HOW TO COMPLETE THIS TASK: After reading the data below, copy out every line that contains the word "None".

App and web page records:
========
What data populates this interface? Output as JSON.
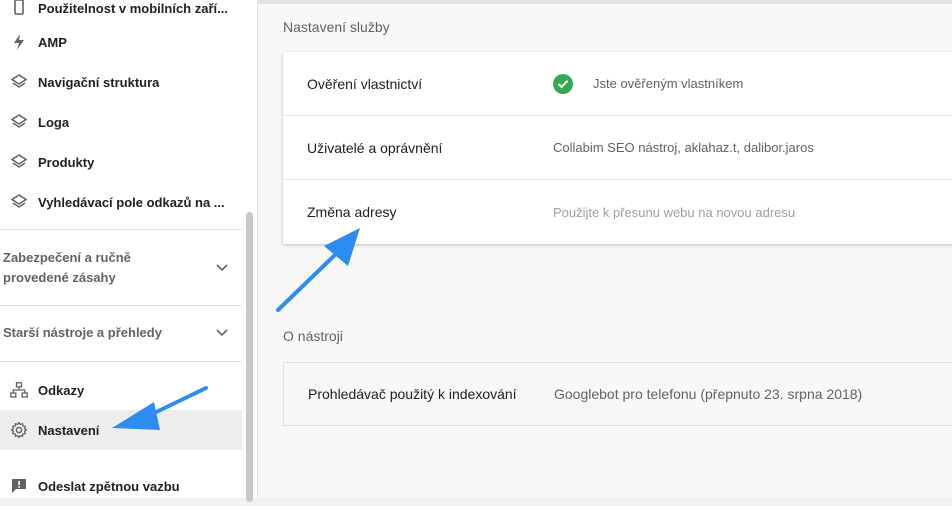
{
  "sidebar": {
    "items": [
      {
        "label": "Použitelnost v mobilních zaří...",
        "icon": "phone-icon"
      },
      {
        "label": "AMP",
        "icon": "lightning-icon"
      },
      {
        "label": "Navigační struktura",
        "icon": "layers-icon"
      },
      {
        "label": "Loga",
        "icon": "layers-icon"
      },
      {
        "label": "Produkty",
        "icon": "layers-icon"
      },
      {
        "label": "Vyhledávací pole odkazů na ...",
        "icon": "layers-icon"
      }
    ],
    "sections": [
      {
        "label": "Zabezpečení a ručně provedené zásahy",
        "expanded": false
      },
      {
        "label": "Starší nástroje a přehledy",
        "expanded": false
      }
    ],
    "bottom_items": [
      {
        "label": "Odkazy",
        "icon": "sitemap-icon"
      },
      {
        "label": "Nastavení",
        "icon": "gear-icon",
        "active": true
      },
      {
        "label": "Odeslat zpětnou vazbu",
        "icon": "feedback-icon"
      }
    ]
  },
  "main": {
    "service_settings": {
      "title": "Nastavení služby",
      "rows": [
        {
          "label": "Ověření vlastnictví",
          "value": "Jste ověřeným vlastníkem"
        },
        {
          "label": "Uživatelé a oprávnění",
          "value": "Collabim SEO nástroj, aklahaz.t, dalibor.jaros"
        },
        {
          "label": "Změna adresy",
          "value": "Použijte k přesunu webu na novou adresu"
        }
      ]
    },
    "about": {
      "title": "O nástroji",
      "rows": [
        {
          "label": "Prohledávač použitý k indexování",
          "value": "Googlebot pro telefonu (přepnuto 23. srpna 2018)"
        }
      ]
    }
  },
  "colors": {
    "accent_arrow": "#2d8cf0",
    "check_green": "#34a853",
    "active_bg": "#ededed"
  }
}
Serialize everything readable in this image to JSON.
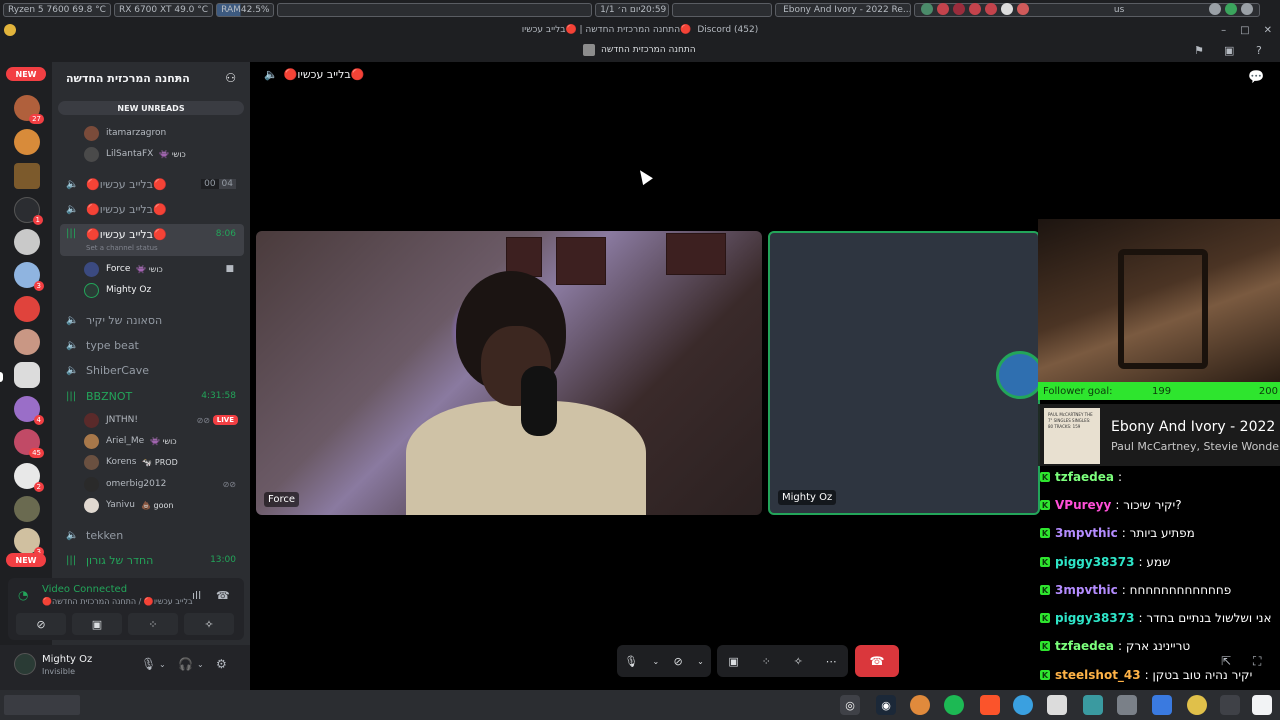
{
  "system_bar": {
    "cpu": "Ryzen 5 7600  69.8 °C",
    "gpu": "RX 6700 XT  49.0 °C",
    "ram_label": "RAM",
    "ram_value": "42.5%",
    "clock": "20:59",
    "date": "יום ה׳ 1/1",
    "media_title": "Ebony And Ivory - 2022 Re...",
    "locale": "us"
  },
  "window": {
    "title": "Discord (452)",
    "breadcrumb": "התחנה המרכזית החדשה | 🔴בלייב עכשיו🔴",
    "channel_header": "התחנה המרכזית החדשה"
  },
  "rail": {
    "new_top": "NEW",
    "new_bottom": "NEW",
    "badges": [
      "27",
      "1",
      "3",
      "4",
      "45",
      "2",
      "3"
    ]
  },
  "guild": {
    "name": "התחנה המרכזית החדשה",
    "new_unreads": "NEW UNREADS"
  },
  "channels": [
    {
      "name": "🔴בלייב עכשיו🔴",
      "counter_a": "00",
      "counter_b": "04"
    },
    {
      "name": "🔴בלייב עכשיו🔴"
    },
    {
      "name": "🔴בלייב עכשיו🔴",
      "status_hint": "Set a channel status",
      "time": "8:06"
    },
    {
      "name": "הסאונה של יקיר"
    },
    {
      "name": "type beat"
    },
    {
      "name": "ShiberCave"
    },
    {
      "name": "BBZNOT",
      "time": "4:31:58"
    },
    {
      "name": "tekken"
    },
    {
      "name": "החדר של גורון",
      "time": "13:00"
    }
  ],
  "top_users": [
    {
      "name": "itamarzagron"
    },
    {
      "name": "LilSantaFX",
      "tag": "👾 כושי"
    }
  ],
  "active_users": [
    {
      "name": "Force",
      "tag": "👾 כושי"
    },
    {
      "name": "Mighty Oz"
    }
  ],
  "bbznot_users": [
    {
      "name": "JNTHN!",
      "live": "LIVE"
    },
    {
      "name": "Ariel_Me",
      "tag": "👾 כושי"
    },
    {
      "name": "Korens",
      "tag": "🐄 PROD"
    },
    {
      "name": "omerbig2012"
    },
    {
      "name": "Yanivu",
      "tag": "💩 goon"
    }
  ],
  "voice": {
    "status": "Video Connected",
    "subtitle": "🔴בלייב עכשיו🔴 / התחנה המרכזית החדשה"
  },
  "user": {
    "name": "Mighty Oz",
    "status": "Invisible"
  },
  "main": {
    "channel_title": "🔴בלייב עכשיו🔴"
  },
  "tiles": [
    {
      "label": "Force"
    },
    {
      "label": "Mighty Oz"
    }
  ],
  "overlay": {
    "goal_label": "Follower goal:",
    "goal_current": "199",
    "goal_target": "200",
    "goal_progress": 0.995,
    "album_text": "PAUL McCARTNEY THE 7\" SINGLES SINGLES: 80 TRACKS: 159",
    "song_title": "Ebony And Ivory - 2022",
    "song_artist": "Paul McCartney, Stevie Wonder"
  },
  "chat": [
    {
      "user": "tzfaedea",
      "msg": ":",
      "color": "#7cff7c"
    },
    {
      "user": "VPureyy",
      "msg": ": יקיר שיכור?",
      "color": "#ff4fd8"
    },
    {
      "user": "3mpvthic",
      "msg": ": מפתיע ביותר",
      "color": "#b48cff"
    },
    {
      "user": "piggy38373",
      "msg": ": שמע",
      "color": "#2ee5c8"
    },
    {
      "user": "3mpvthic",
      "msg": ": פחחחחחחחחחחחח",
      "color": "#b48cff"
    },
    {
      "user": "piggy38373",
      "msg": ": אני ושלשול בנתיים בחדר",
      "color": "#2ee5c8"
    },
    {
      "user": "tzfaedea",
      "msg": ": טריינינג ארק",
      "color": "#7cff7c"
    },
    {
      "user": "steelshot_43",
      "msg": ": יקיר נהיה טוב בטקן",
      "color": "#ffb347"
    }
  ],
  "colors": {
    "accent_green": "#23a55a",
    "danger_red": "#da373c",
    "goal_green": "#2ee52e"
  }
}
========
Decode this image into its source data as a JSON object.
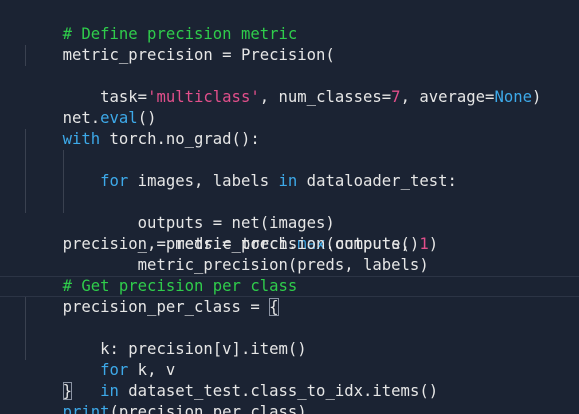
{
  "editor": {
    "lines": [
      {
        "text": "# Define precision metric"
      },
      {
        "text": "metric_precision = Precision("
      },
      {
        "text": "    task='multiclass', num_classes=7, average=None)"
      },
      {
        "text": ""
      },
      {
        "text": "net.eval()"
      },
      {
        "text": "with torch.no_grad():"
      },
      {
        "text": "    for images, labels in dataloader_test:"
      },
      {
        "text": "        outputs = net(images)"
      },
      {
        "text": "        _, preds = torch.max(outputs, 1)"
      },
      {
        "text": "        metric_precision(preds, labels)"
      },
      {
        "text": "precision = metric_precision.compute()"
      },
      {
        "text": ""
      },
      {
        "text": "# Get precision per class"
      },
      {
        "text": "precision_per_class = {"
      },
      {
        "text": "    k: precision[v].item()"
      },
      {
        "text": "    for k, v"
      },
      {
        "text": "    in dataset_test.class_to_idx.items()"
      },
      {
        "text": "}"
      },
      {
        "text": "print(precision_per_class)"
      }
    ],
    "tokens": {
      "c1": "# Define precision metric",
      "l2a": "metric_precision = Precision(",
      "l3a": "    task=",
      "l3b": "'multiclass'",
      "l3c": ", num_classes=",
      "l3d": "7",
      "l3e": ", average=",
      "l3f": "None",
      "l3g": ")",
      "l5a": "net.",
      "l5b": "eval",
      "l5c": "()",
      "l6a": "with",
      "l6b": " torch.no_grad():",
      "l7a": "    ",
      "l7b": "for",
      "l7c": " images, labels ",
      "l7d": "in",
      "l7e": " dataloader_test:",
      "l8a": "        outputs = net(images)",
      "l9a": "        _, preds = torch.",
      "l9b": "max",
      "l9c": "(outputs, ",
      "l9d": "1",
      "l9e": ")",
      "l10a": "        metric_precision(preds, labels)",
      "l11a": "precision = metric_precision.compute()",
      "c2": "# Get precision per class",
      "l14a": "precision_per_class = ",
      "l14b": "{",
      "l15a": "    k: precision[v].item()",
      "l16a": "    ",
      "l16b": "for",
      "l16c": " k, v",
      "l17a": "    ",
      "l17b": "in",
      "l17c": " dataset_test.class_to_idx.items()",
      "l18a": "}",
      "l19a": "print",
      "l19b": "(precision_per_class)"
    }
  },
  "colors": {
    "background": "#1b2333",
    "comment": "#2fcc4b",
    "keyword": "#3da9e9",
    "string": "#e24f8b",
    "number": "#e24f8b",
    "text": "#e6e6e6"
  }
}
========
THE ANSWER:
        "text": "    task='multiclass', num_classes=7, average=None)"
      "l3f": "None",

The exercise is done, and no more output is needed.